This dictionary is an indispensable guide to the study of Latin in the Middle Ages. Though it records the usage of Classical and Late Latin current in this period (sixth to sixteenth centuries), it presents most fully the medieval developments of the language as revealed in a rich variety of printed and manuscript sources. This fascicule, the fourth of ten, presents hundreds of new formations from other languages - some of the borrowings here recorded in Latin centuries before their appearance in written vernacular sources. Philologists will find many new formations from Latin roots, backformations from other parts of speech, and long entries for important verbs like facere, fieri and habere. Historians will find groups of words
around feodum and homagium and homo, philosophers around genus and generalis, theologians around fides and gratia and hypostasis. There are large numbers of words of agricultural and technological interest and many words important in the development of English custom and law. Textual critics and editors will find hundreds of places in which printed texts have been clarified and corrected by manuscript readings.
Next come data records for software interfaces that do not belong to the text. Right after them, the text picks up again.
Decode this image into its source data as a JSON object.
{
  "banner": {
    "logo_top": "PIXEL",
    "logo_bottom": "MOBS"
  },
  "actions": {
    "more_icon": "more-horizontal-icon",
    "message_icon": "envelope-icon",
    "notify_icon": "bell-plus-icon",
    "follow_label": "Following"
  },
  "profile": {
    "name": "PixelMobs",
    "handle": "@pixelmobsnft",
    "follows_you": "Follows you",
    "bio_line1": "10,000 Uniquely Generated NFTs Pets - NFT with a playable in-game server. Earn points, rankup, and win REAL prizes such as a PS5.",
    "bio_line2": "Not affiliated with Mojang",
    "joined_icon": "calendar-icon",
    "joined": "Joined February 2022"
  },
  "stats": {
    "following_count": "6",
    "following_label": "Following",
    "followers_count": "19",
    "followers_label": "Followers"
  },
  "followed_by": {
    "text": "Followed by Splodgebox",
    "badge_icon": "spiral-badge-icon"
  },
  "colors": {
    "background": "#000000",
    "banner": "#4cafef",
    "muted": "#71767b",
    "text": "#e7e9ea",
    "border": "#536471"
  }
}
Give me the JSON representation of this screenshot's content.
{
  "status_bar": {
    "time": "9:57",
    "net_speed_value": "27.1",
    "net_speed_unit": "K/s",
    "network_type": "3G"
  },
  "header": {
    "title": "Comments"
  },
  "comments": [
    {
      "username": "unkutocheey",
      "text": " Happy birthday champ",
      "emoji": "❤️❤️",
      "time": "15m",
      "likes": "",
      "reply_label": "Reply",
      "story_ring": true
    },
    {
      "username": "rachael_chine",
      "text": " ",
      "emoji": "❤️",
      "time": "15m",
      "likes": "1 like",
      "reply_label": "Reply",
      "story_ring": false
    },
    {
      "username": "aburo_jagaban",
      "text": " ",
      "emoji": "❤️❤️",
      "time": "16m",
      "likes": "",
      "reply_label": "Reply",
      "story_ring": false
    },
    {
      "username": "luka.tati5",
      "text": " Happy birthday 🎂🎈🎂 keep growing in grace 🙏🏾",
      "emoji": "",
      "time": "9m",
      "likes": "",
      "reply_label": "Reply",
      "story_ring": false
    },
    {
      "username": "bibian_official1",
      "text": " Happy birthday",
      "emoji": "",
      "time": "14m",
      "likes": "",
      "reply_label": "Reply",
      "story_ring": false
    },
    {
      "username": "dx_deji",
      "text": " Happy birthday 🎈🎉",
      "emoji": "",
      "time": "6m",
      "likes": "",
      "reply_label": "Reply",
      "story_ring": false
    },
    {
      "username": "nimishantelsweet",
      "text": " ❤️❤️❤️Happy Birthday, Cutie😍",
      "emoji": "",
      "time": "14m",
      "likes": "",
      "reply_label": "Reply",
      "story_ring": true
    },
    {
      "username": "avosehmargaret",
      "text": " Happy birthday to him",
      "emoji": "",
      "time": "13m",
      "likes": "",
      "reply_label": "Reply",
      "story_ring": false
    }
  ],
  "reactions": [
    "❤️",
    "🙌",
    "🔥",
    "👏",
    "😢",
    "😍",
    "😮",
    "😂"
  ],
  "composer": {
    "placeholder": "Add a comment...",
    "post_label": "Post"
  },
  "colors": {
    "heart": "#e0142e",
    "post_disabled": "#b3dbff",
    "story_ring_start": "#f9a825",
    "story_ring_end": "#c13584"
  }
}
Readership: Scholars and students of medieval Latin language and texts.